Being sick for a long time does things to you. It puts thoughts into your head. I found myself thinking I was a lazy person. Was this really who I was, someone that sat on the couch all day and did nothing but play on the internet, watch trash TV, live in yoga pants and slowly gain weight? Was I fooling everyone with an act that I was always happy, healthy and active? I truly started to believe that was me- fat, lazy, and someone who needed to adjust their style of living to someone that needed disability insurance.
Finally the day of my appointment was here. I showed up with my shiny new Medicaid card in hand, ready to get some answers. So what did I find out? Nothing good, nothing good at all. My sinuses were 99.9% blocked and I have nasal polyps, something that has no cure. What the FUCK? No, really, what the FUCK does all this mean and what can be done about it. The good news was I was in the right place with the right doctor. The plan? Surgery and meds. Story of my life, it seems. I was basically going to have my sinus passages sucked clean and widened as much as possible. More thoughts went running though my snot filled head. Would this really fix the problem and if so, for how long? Would I be able to ride my bike again? Workout ever? Smell, oh and maybe breathe like a normal person again? The doctors answer? More than likely yes, but maybe not. What? Maybe? Maybe? Guess that was better than nothing, right? So I weighed my choices- breathing or not- I went for the breathing/surgery option and hoped it would work.
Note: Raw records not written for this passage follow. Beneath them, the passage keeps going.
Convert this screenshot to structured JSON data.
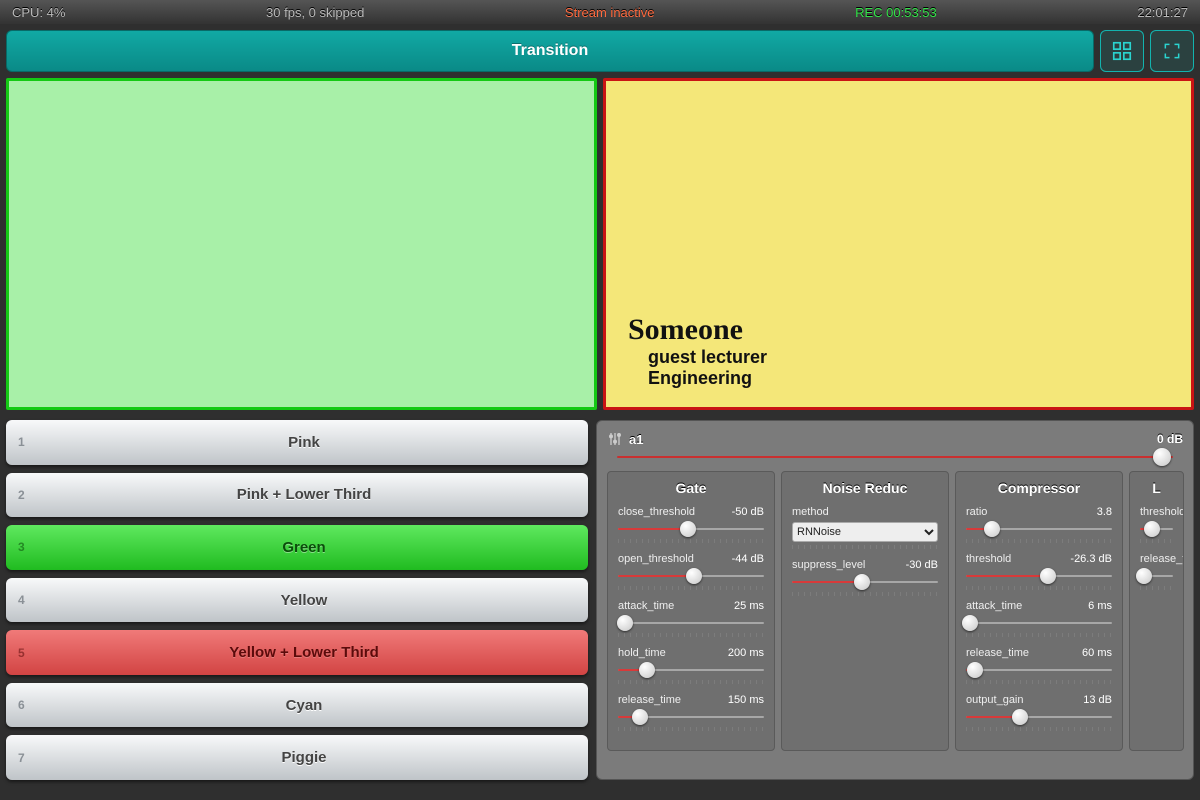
{
  "status": {
    "cpu": "CPU: 4%",
    "fps": "30 fps, 0 skipped",
    "stream": "Stream inactive",
    "rec": "REC 00:53:53",
    "clock": "22:01:27"
  },
  "transition_label": "Transition",
  "preview": {
    "lower_third": {
      "name": "Someone",
      "line1": "guest lecturer",
      "line2": "Engineering"
    }
  },
  "scenes": [
    {
      "num": "1",
      "label": "Pink",
      "state": "gray"
    },
    {
      "num": "2",
      "label": "Pink + Lower Third",
      "state": "gray"
    },
    {
      "num": "3",
      "label": "Green",
      "state": "green"
    },
    {
      "num": "4",
      "label": "Yellow",
      "state": "gray"
    },
    {
      "num": "5",
      "label": "Yellow + Lower Third",
      "state": "red"
    },
    {
      "num": "6",
      "label": "Cyan",
      "state": "gray"
    },
    {
      "num": "7",
      "label": "Piggie",
      "state": "gray"
    }
  ],
  "audio": {
    "name": "a1",
    "db": "0 dB",
    "vol_pos": 0.98,
    "fx": {
      "gate": {
        "title": "Gate",
        "params": [
          {
            "label": "close_threshold",
            "value": "-50 dB",
            "pos": 0.48
          },
          {
            "label": "open_threshold",
            "value": "-44 dB",
            "pos": 0.52
          },
          {
            "label": "attack_time",
            "value": "25 ms",
            "pos": 0.05
          },
          {
            "label": "hold_time",
            "value": "200 ms",
            "pos": 0.2
          },
          {
            "label": "release_time",
            "value": "150 ms",
            "pos": 0.15
          }
        ]
      },
      "nr": {
        "title": "Noise Reduc",
        "method": {
          "label": "method",
          "selected": "RNNoise"
        },
        "params": [
          {
            "label": "suppress_level",
            "value": "-30 dB",
            "pos": 0.48
          }
        ]
      },
      "comp": {
        "title": "Compressor",
        "params": [
          {
            "label": "ratio",
            "value": "3.8",
            "pos": 0.18
          },
          {
            "label": "threshold",
            "value": "-26.3 dB",
            "pos": 0.56
          },
          {
            "label": "attack_time",
            "value": "6 ms",
            "pos": 0.03
          },
          {
            "label": "release_time",
            "value": "60 ms",
            "pos": 0.06
          },
          {
            "label": "output_gain",
            "value": "13 dB",
            "pos": 0.37
          }
        ]
      },
      "lim": {
        "title": "L",
        "params": [
          {
            "label": "threshold",
            "value": "",
            "pos": 0.35
          },
          {
            "label": "release_tim",
            "value": "",
            "pos": 0.12
          }
        ]
      }
    }
  }
}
In March of 2014 I had surgery 1- yep #1. When I came out of the anesthesia, mom was waiting for me, with the good/bad news. Good news, the doc got most everything and could reduce the size of the polyps. The bad news- I have super small sinus cavities and he could only do so much with making them bigger and he could not get to my frontal sinus lobe because of a malfunction with the equipment so I would need another surgery. Yep, that is right, another surgery.
The doc said to heal for about a month, see what changed and then we would schedule the next surgery. In the month between the two I was opened to a whole new world. I could smell again, I could walk up stairs and life was going back to normal. April rolled around and surgery #2 to clean it all out. Success was right around the corner- that is what I was betting on anyway. Stay positive right?
#2 was a success and I was still breathing. My follow up appointments were all going well- except for one thing, I was told I had to be on Prednisone the rest of my life. The horrible, awful life saving wonderful drug that makes you a crazy person. So I traded lazy, non-smelling, non-tasting and barley breathing Christine for a crazy, breathing, active one. Not a bad trade, right?
It has been 6 months post-surgery and I would love to sit here and tell you that it worked 100% but that is not the truth. I have great days, good days and shitty days. Days where I can ride 20 miles and not look back and days where I get short of breath looking at my bike. Most of the time I smell and taste, but there are still the ones that I wake up and smell nothing.
So this is my life now, I still stay positive about it, most of the time. I am making life changes and trying to figure it all out. For the most part I take it one day at a time and live life the best I can.